 Additionally, chicken artificial chromosomes may be generated using methods described herein. For example, chicken cells, such as primary chicken fibroblasts (see Brazolot et al (1991) Mol. Reprod. Devel. 30:304-312), may be transfected with DNA that encodes a selectable marker (such as a protein that confers resistance to antibiotics) and that includes DNA (such as chicken satellite DNA) that targets the introduced DNA to the pericentric region of the endogenous chicken chromosomes. Transfectants that survive growth on selection medium are then analyzed, using methods described herein, for the presence of artificial chromosomes, including minichromosomes, and particularly SATACs. An artificial chromosome-containing transfectant cell line may then be transfected with DNA encoding the transgene of interest (fused to an appropriate promoter) along with DNA that targets the foreign DNA to the chicken artificial chromosome.
 b. Introduction of Artificial Chromosomes Carrying Transgenes of Interest into Recipient Chicken Cells
 Cell lines containing artificial chromosomes that harbor transgene(s) of interest (i.e., donor cells) may be fused with recipient chicken cells in order to transfer the chromosomes into the recipient cells.
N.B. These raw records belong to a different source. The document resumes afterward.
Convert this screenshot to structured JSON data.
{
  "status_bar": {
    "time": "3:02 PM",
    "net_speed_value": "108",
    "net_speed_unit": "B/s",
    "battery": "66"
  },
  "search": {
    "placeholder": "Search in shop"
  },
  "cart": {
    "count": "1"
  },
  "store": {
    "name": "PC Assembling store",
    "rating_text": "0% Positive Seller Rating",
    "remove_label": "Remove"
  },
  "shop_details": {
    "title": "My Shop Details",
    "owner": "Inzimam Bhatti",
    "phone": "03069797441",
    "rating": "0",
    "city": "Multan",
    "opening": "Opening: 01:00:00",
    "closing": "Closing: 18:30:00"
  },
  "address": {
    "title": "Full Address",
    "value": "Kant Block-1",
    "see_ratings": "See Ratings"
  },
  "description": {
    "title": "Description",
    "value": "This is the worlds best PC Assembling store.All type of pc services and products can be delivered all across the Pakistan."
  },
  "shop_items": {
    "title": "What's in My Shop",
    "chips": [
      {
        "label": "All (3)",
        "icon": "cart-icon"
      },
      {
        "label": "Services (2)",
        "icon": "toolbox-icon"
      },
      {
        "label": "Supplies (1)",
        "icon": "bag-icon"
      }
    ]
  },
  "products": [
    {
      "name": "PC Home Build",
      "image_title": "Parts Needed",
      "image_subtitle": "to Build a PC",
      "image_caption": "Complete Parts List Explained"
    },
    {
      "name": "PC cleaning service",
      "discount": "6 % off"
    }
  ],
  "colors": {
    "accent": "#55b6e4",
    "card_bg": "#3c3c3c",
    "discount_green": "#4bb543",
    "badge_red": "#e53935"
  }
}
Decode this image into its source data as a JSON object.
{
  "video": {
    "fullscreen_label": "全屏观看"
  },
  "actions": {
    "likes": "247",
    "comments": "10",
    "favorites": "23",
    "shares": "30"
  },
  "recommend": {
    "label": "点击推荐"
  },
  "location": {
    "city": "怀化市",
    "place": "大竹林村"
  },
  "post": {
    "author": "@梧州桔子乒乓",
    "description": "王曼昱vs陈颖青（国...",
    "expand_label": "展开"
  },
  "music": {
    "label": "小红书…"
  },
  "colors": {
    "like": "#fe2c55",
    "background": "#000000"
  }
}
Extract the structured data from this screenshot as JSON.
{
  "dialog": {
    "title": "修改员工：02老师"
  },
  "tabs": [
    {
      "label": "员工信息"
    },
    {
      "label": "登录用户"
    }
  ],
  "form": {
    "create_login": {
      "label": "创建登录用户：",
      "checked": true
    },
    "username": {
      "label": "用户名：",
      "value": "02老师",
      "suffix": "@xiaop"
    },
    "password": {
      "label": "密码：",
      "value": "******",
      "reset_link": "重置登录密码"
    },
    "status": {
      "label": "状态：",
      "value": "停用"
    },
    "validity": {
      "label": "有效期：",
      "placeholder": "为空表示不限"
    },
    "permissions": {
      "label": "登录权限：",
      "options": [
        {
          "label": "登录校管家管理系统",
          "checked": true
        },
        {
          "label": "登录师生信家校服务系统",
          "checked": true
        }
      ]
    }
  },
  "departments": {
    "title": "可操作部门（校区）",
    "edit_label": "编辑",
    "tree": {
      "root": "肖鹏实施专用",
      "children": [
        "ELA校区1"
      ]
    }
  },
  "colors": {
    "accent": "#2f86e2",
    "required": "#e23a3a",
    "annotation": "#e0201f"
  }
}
Alternatively, the artificial chromosomes may be isolated from the donor cells, for example, using methods described herein (see, e.g., Example 10), and directly introduced into recipient cells.
 Exemplary chicken recipient cell lines include, but are not limited to, stage X blastoderm cells (see, e.g., Brazolot et al. (1991) Mol. Reprod. Dev. 30:304-312; Etches et al. (1993) Poultry Sci. 72:882-889; Petitte et al. (1990) Development 108:185-189) and chick zygotes (see, e.g., Love et al. (1994) Biotechnology 12:60-63).
 For example, microcell fusion is one method for introduction of artificial chromosomes into avian cells (see, e.g., Dieken et al. ((1996) Nature Genet. 12:174-182 for methods of fusing microcells with DT40 chicken pre-B cells). In this method, microcells are prepared (for example, using procedures described in Example 1.A.5) from the artificial chromosome-containing cell lines and fused with chicken recipient cells.
 Isolated artificial chromosomes may be directly introduced into chicken recipient cell lines through, for example, lipid-mediated carrier systems, such as lipofection procedures (see, e.g., Brazolot et al. (1991) Mol. Reprod. Dev. 30:304-312) or direct microinjection. Microinjection is generally preferred for introduction of the artificial chromosomes into chicken zygotes (see, e.g., Love et al. (1994) Biotechnology 12:60-63).
 c. Development of Transgenic Chickens
 Transgenic chickens may be developed by injecting recipient Stage X blastoderm cells (which have received the artificial chromosomes) into embryos at a similar stage of development (see, e.g., Etches et al. (1993) Poultry Sci. 72:882-889; Petitte et al. (1990) Development 108:185-189; and Carsience et al. (1993) Development 117: 669-675). The recipient chicken embryos within the shell are candled and allowed to hatch to yield a germline chimeric chicken that will express the transgene(s) in some of its cells.
 Alternatively, the artificial chromosomes may be introduced into chick zygotes, for example through direct microinjection (see, e.g., Love et al. (1994) Biotechnology 12:60-63), which thereby are incorporated into at least a portion of the cells in the chicken. Inclusion of a tissue-specific promoter, such an an egg-specific promoter, will ensure appropriate expression of operatively-linked heterologous DNA.
 The DNA of interest may also be introduced into a minichromosome, by methods provided herein. The minichromosome may either be one provided herein, or one generated in chicken cells using the methods herein. The heterologous DNA will be introduced using a targeting vector, such as those provided herein, or constructed as provided herein.
 Since modifications will be apparent to those of skill in this art, it is intended that this invention be limited only by the scope of the appended claims.